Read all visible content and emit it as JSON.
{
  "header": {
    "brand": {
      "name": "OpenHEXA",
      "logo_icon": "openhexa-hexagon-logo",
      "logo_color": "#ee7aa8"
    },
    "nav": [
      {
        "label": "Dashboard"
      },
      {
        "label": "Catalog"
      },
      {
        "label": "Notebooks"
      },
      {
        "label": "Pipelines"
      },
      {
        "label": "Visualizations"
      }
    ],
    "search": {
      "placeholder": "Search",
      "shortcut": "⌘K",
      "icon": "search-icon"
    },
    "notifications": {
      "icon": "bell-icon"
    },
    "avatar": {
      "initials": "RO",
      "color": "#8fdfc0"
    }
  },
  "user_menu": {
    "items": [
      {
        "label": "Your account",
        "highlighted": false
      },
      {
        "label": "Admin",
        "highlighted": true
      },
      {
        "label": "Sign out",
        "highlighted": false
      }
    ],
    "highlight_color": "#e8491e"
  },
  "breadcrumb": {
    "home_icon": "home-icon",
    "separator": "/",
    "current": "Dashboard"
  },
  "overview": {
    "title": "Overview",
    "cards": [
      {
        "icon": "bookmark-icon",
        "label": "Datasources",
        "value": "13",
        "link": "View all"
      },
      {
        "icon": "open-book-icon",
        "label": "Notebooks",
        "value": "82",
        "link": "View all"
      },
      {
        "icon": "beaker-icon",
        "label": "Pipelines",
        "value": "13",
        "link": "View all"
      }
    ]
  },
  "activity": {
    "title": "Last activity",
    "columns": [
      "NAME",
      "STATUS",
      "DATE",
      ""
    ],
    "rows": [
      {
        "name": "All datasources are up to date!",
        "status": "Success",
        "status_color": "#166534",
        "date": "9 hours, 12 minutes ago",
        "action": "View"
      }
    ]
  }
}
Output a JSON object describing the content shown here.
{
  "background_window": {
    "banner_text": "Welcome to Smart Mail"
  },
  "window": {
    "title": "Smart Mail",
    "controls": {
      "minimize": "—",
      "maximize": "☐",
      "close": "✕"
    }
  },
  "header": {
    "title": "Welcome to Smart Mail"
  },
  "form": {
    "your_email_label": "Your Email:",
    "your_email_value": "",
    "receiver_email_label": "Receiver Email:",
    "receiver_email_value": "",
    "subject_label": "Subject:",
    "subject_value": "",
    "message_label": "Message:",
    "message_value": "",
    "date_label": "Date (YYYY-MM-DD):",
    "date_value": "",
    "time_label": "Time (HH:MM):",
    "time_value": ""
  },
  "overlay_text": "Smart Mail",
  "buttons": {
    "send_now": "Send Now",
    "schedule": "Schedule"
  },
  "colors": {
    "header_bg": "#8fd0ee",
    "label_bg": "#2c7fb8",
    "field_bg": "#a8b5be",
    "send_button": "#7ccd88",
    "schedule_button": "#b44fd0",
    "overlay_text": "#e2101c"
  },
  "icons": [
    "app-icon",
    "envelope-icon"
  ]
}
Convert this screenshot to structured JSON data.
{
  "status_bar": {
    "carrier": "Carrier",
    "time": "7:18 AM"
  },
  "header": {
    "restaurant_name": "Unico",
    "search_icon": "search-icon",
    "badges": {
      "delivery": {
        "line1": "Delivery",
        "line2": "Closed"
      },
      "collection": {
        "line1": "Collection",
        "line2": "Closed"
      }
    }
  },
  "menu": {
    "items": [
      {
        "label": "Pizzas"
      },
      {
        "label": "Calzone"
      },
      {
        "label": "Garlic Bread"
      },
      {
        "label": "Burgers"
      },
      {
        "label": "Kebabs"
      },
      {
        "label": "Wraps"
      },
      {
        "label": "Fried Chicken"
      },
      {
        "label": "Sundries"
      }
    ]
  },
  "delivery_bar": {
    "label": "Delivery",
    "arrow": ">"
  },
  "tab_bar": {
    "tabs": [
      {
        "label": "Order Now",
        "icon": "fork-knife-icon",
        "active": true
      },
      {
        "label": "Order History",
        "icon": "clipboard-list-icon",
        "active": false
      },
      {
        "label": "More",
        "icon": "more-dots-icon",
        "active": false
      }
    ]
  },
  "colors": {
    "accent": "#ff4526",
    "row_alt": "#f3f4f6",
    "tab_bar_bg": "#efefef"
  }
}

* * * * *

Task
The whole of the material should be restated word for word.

Response for this exercise
Read all visible content and emit it as JSON.
{
  "header": {
    "brand": {
      "name": "OpenHEXA",
      "logo_icon": "openhexa-hexagon-logo",
      "logo_color": "#ee7aa8"
    },
    "nav": [
      {
        "label": "Dashboard"
      },
      {
        "label": "Catalog"
      },
      {
        "label": "Notebooks"
      },
      {
        "label": "Pipelines"
      },
      {
        "label": "Visualizations"
      }
    ],
    "search": {
      "placeholder": "Search",
      "shortcut": "⌘K",
      "icon": "search-icon"
    },
    "notifications": {
      "icon": "bell-icon"
    },
    "avatar": {
      "initials": "RO",
      "color": "#8fdfc0"
    }
  },
  "user_menu": {
    "items": [
      {
        "label": "Your account",
        "highlighted": false
      },
      {
        "label": "Admin",
        "highlighted": true
      },
      {
        "label": "Sign out",
        "highlighted": false
      }
    ],
    "highlight_color": "#e8491e"
  },
  "breadcrumb": {
    "home_icon": "home-icon",
    "separator": "/",
    "current": "Dashboard"
  },
  "overview": {
    "title": "Overview",
    "cards": [
      {
        "icon": "bookmark-icon",
        "label": "Datasources",
        "value": "13",
        "link": "View all"
      },
      {
        "icon": "open-book-icon",
        "label": "Notebooks",
        "value": "82",
        "link": "View all"
      },
      {
        "icon": "beaker-icon",
        "label": "Pipelines",
        "value": "13",
        "link": "View all"
      }
    ]
  },
  "activity": {
    "title": "Last activity",
    "columns": [
      "NAME",
      "STATUS",
      "DATE",
      ""
    ],
    "rows": [
      {
        "name": "All datasources are up to date!",
        "status": "Success",
        "status_color": "#166534",
        "date": "9 hours, 12 minutes ago",
        "action": "View"
      }
    ]
  }
}
Output a JSON object describing the content shown here.
{
  "background_window": {
    "banner_text": "Welcome to Smart Mail"
  },
  "window": {
    "title": "Smart Mail",
    "controls": {
      "minimize": "—",
      "maximize": "☐",
      "close": "✕"
    }
  },
  "header": {
    "title": "Welcome to Smart Mail"
  },
  "form": {
    "your_email_label": "Your Email:",
    "your_email_value": "",
    "receiver_email_label": "Receiver Email:",
    "receiver_email_value": "",
    "subject_label": "Subject:",
    "subject_value": "",
    "message_label": "Message:",
    "message_value": "",
    "date_label": "Date (YYYY-MM-DD):",
    "date_value": "",
    "time_label": "Time (HH:MM):",
    "time_value": ""
  },
  "overlay_text": "Smart Mail",
  "buttons": {
    "send_now": "Send Now",
    "schedule": "Schedule"
  },
  "colors": {
    "header_bg": "#8fd0ee",
    "label_bg": "#2c7fb8",
    "field_bg": "#a8b5be",
    "send_button": "#7ccd88",
    "schedule_button": "#b44fd0",
    "overlay_text": "#e2101c"
  },
  "icons": [
    "app-icon",
    "envelope-icon"
  ]
}
Convert this screenshot to structured JSON data.
{
  "status_bar": {
    "carrier": "Carrier",
    "time": "7:18 AM"
  },
  "header": {
    "restaurant_name": "Unico",
    "search_icon": "search-icon",
    "badges": {
      "delivery": {
        "line1": "Delivery",
        "line2": "Closed"
      },
      "collection": {
        "line1": "Collection",
        "line2": "Closed"
      }
    }
  },
  "menu": {
    "items": [
      {
        "label": "Pizzas"
      },
      {
        "label": "Calzone"
      },
      {
        "label": "Garlic Bread"
      },
      {
        "label": "Burgers"
      },
      {
        "label": "Kebabs"
      },
      {
        "label": "Wraps"
      },
      {
        "label": "Fried Chicken"
      },
      {
        "label": "Sundries"
      }
    ]
  },
  "delivery_bar": {
    "label": "Delivery",
    "arrow": ">"
  },
  "tab_bar": {
    "tabs": [
      {
        "label": "Order Now",
        "icon": "fork-knife-icon",
        "active": true
      },
      {
        "label": "Order History",
        "icon": "clipboard-list-icon",
        "active": false
      },
      {
        "label": "More",
        "icon": "more-dots-icon",
        "active": false
      }
    ]
  },
  "colors": {
    "accent": "#ff4526",
    "row_alt": "#f3f4f6",
    "tab_bar_bg": "#efefef"
  }
}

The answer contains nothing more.